Gov. Ron DeSantis is pushing for tighter regulation of water resources and agriculture runoff to improve water quality across Florida.
He plans to ask lawmakers for help, by pursuing legislation during the 2020 legislative session.
“I think it will, if enacted, make substantial improvement to water quality throughout the state – and I think these will be policies informed by science,” the governor said during a news conference at a Loxahatchee River District facility in Jupiter.
The plan emerged from early deliberations by the state’s Blue-Green Algae Task Force, created to address the toxic algae eruptions that have plagued Florida’s waterways in recent years.
DeSantis wants to require local utilities to upgrade facilities in hopes of preventing sewage discharges into the environment.
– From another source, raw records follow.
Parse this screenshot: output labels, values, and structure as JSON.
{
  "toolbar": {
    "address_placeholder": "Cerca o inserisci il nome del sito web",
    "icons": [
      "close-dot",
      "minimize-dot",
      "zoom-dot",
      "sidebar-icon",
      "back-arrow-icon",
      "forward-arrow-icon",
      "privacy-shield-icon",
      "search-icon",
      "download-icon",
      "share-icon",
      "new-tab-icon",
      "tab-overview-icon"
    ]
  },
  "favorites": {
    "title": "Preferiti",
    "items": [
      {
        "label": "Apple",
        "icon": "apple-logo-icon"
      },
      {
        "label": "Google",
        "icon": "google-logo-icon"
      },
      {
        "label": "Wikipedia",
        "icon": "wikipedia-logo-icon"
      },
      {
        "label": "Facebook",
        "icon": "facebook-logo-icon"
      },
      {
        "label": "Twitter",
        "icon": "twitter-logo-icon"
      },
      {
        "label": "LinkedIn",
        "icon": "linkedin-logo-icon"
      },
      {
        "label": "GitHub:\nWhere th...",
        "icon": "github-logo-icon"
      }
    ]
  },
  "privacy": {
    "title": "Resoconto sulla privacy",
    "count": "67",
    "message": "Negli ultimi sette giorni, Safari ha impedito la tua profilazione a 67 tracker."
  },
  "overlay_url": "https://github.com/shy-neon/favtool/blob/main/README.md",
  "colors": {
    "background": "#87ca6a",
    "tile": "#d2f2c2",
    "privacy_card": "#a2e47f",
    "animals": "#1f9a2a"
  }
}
During 2017 and 2018, the governor said, such plants spilled more than 320 million gallons. “This is not something that’s acceptable,” DeSantis said
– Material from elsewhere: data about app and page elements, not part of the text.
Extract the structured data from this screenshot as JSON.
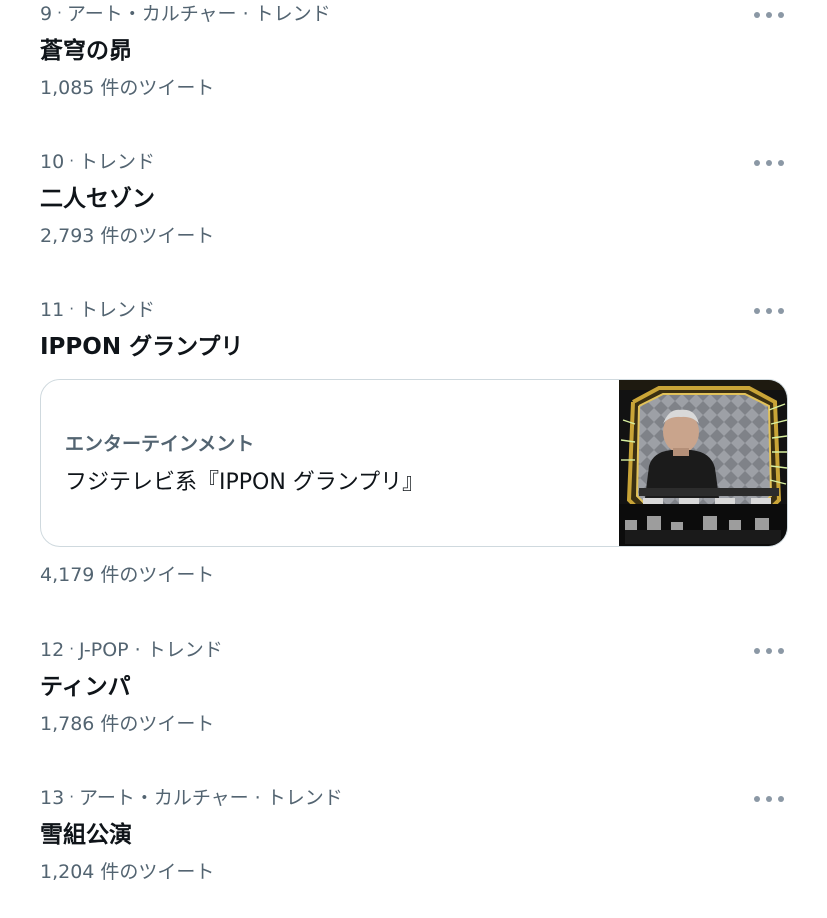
{
  "trends": [
    {
      "rank": "9",
      "category": "アート・カルチャー · トレンド",
      "name": "蒼穹の昴",
      "count": "1,085 件のツイート"
    },
    {
      "rank": "10",
      "category": "トレンド",
      "name": "二人セゾン",
      "count": "2,793 件のツイート"
    },
    {
      "rank": "11",
      "category": "トレンド",
      "name": "IPPON グランプリ",
      "card": {
        "category": "エンターテインメント",
        "title": "フジテレビ系『IPPON グランプリ』",
        "thumbnail": "tv-show-host-photo"
      },
      "count": "4,179 件のツイート"
    },
    {
      "rank": "12",
      "category": "J-POP · トレンド",
      "name": "ティンパ",
      "count": "1,786 件のツイート"
    },
    {
      "rank": "13",
      "category": "アート・カルチャー · トレンド",
      "name": "雪組公演",
      "count": "1,204 件のツイート"
    }
  ],
  "icons": {
    "more": "more-horizontal-icon"
  },
  "colors": {
    "text_primary": "#0f1419",
    "text_secondary": "#536471",
    "border": "#cfd9de",
    "icon": "#8b98a5"
  }
}
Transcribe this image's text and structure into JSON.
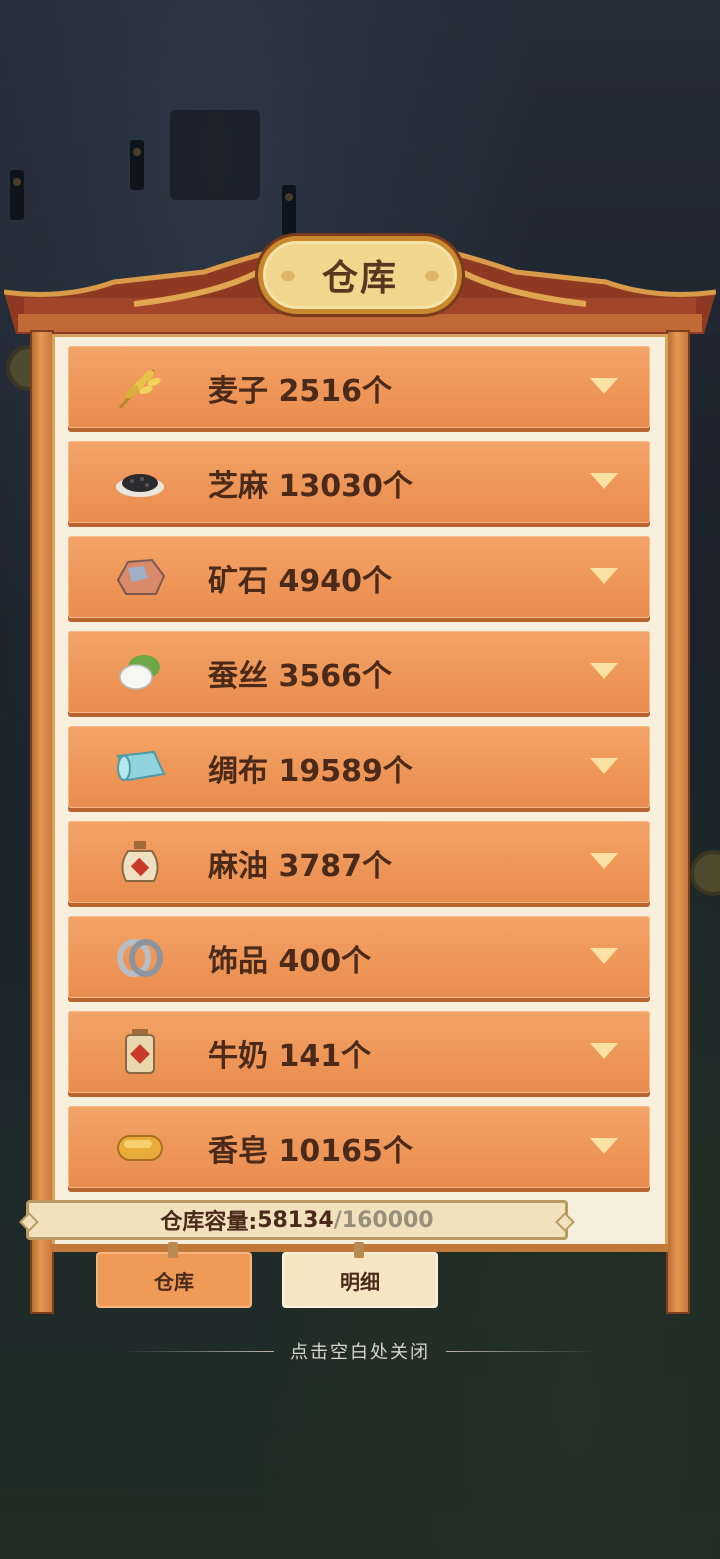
{
  "header": {
    "title": "仓库"
  },
  "items": [
    {
      "label": "麦子 2516个",
      "icon": "wheat-icon"
    },
    {
      "label": "芝麻 13030个",
      "icon": "sesame-icon"
    },
    {
      "label": "矿石 4940个",
      "icon": "ore-icon"
    },
    {
      "label": "蚕丝 3566个",
      "icon": "silk-cocoon-icon"
    },
    {
      "label": "绸布 19589个",
      "icon": "cloth-roll-icon"
    },
    {
      "label": "麻油 3787个",
      "icon": "oil-jar-icon"
    },
    {
      "label": "饰品 400个",
      "icon": "rings-icon"
    },
    {
      "label": "牛奶 141个",
      "icon": "milk-jar-icon"
    },
    {
      "label": "香皂 10165个",
      "icon": "soap-icon"
    }
  ],
  "capacity": {
    "label": "仓库容量:",
    "used": "58134",
    "max": "/160000"
  },
  "tabs": {
    "warehouse": "仓库",
    "details": "明细"
  },
  "close_hint": "点击空白处关闭",
  "colors": {
    "row": "#ee9658",
    "panel": "#f8efdc",
    "active_tab": "#f09a57"
  }
}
Additionally, the Department of Environmental Protection (DEP) would gain authority to inspect such facilities without having to wait for a spill.
The legislation would ratify DEP regulations governing biowaste, and that agency would assume responsibility for septic tank regulation, with an eye to preventing environmental hazards. Under existing law, the Florida Department of Health regulates septic threats to human health only, the governor said.
DEP would gain oversight of agricultural runoff including authority for onsite inspections. The Department of Agriculture and Consumer Service would report on runoff volumes and composition to DEP and state water management districts. Finally, the agency would assume expanded oversight of stormwater systems.
During the summer, DeSantis announced plans to seek $625 million in recurring funding to protect water resources and boost fines for local governments and utilities that pollute water.